An agreement between Mayor Dan Rizzo and former Police Chief Terence Reardon last month paid out a lump sum $125,000 so that the former chief would step down immediately, rather than waiting seven months for his contract to expire in August.
In records obtained by the Journal from the City, an agreement signed on Feb. 1st by Reardon and Rizzo stipulated that in order to get the former chief to abandon his contract immediately, he would be paid $125,000 by Feb. 2nd.
“The City will provide Reardon on or before Feb. 2, 2012 with a severance payment in the amount of $125,000 reduced by all appropriate withholding deductions for State and Federal taxes,” read the agreement.
It was one of several stipulations contained in the agreement between the two parties that effectively removed Reardon from his position and reinstated him as a captain under Civil Service.
Rizzo appointed former Lt. Joe Cafarelli to be Acting Chief of Police on Feb. 6th.
Yet, the key question all along – even before the terms of the agreement became public – was why not just wait it out and put someone new in place after the contract’s expiration – seeming saving a lot of money.
Reardon’s contract would have been up on Aug. 31st and it would have been easy to inform him on Feb. 1st (as his contract requires) that the contract wasn’t being renewed. In the meantime, a formal process could have been undertaken to pick a new chief, with that person being chosen around the end of Reardon’s contract.
However, this week Rizzo’s office issued a statement saying that the department had been in bad shape and the mayor felt major changes needed to happen quickly, not gradually, despite the cost.
“Mayor Rizzo felt that in the interest of public safety, the appointment of Chief Cafarelli and a change of leadership was immediately necessary,” read the statement. “The reality is that without the concessions given up by the city, there was no incentive for the prior Chief to terminate his contract. Any short-term financial costs will be offset by a new strategic vision and efficiencies that are already being noticed by the general public. Bottom line, the Mayor could not wait to make these much needed changes within the Police Department.”
Initially, some in the City’s leadership had some hesitation about the agreement and the way in which it was executed. However, nothing much has been said of those early misgivings over the last month, since the change was made.
The only leader to speak publicly about the agreement and the process was former Chief Reardon’s brother, Stephen Reardon, the Ward 4 City Councillor.
Stephen Reardon said last month during a City Council meeting that he respected Rizzo’s right to choose a new chief and had no problems with it. However, he did say he didn’t care for the process in which it was done, calling it “ham handed.”
Other stipulations in former Chief Reardon’s agreement include:

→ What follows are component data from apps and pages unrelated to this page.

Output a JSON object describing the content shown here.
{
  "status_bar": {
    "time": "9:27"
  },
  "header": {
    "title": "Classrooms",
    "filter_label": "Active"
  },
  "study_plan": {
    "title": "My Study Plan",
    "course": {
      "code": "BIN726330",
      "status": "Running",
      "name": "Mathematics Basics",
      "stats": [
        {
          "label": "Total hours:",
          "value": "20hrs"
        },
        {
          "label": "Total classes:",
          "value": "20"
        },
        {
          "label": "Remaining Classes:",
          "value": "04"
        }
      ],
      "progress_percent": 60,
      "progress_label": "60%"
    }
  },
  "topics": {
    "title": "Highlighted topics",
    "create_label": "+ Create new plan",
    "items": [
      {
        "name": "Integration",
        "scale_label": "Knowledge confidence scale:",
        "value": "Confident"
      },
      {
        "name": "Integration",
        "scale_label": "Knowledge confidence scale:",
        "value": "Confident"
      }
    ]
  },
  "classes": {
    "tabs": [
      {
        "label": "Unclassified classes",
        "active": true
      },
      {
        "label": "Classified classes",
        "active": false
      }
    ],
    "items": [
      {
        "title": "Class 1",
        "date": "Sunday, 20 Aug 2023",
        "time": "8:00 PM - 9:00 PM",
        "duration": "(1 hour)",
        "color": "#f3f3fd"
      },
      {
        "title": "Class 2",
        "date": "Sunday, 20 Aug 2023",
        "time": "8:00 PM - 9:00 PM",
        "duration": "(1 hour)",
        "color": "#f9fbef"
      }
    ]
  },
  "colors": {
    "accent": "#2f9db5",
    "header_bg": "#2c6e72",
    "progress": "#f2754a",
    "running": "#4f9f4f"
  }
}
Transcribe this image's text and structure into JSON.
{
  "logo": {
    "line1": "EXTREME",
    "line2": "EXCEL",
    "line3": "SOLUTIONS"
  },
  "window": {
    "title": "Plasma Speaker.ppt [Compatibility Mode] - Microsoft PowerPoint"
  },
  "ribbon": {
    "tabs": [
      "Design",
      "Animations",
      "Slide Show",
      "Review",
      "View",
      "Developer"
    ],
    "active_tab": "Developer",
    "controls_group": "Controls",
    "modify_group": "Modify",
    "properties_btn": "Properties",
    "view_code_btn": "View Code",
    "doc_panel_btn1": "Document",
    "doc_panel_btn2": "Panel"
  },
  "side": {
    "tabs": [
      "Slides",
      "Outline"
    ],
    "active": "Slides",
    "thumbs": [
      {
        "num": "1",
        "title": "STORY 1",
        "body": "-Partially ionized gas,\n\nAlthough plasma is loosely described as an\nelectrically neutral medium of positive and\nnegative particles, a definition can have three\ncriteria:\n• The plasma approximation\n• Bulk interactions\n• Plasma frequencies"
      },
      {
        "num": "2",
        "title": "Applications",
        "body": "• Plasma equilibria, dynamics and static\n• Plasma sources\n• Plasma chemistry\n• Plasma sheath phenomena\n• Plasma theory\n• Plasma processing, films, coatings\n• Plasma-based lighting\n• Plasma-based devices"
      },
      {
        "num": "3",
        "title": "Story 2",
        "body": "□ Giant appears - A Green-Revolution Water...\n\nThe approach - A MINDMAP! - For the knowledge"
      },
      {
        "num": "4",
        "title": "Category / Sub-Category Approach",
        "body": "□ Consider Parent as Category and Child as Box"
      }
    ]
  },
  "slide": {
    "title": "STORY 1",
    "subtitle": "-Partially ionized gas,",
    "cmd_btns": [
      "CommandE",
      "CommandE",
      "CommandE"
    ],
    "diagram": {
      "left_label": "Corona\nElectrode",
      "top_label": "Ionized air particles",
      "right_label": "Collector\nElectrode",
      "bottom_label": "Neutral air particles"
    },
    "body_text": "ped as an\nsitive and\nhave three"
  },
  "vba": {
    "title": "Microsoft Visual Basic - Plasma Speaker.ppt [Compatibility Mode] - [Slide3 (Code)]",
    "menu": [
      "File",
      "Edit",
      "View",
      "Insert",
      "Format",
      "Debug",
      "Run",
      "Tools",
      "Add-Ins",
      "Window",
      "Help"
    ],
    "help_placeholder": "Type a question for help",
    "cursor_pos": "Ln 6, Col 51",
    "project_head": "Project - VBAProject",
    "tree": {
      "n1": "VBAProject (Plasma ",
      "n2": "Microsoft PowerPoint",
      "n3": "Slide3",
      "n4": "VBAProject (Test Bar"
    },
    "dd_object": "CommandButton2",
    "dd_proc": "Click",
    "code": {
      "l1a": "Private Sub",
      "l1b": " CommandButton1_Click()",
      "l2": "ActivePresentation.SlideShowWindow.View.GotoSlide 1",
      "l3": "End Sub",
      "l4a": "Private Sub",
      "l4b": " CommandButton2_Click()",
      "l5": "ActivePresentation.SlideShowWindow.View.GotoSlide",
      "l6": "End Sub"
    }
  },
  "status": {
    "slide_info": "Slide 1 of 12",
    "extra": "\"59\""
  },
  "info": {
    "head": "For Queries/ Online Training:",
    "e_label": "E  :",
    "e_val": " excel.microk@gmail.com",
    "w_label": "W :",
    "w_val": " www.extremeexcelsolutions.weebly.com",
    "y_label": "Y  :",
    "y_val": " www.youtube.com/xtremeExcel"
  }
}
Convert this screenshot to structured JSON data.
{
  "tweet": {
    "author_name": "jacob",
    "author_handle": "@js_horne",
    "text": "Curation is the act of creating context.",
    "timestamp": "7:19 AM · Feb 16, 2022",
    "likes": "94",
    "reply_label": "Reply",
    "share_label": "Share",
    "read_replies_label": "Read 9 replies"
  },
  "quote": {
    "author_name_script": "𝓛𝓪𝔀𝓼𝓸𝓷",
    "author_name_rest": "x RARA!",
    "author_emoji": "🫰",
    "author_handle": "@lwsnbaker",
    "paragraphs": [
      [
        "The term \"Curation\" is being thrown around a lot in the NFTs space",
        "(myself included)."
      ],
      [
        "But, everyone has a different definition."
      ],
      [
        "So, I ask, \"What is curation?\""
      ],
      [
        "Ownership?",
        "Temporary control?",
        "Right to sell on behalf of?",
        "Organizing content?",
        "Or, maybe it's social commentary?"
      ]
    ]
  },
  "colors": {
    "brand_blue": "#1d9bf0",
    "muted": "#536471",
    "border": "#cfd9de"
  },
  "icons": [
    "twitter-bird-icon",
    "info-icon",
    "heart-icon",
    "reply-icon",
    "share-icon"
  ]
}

•The former chief will be allowed to attend this year’s International Association of Chiefs of Police Conference in downtown Indianapolis May 21-23. The costs of that conference, including tickets, meals, entertainment and other customary expenses, will come on the City’s dime.
•The City will continue to provide the former chief with a vehicle (perhaps the same vehicle) he used while he was chief until Dec. 31st. The City will be responsible for paying for gas, insurance and maintenance on that vehicle. If the City fails to provide him a vehicle, it will have to pay him $50 per day.
•Capt. Reardon can only be assigned to work shifts that are on Monday through Friday and are in the day or evening shifts, at his choosing, until Dec. 31st.
“At no time during the tenure of Reardon’s employment with the Revere Police Department shall Reardon be required to work the midnight to 8 a.m. shift,” read the agreement.
•In addition to a lot of legal language to protect each party from a lawsuit, there is one stipulation that calls for the agreement to remain confidential as much as possible.
“The parties agree that, to the extent feasible and permitted by law, they will maintain the confidentiality of this agreement,” it read. “Reardon, however, will be permitted to share the agreement with his spouse, accountant and investment advisor…”
The agreement is deemed a public document available to the public.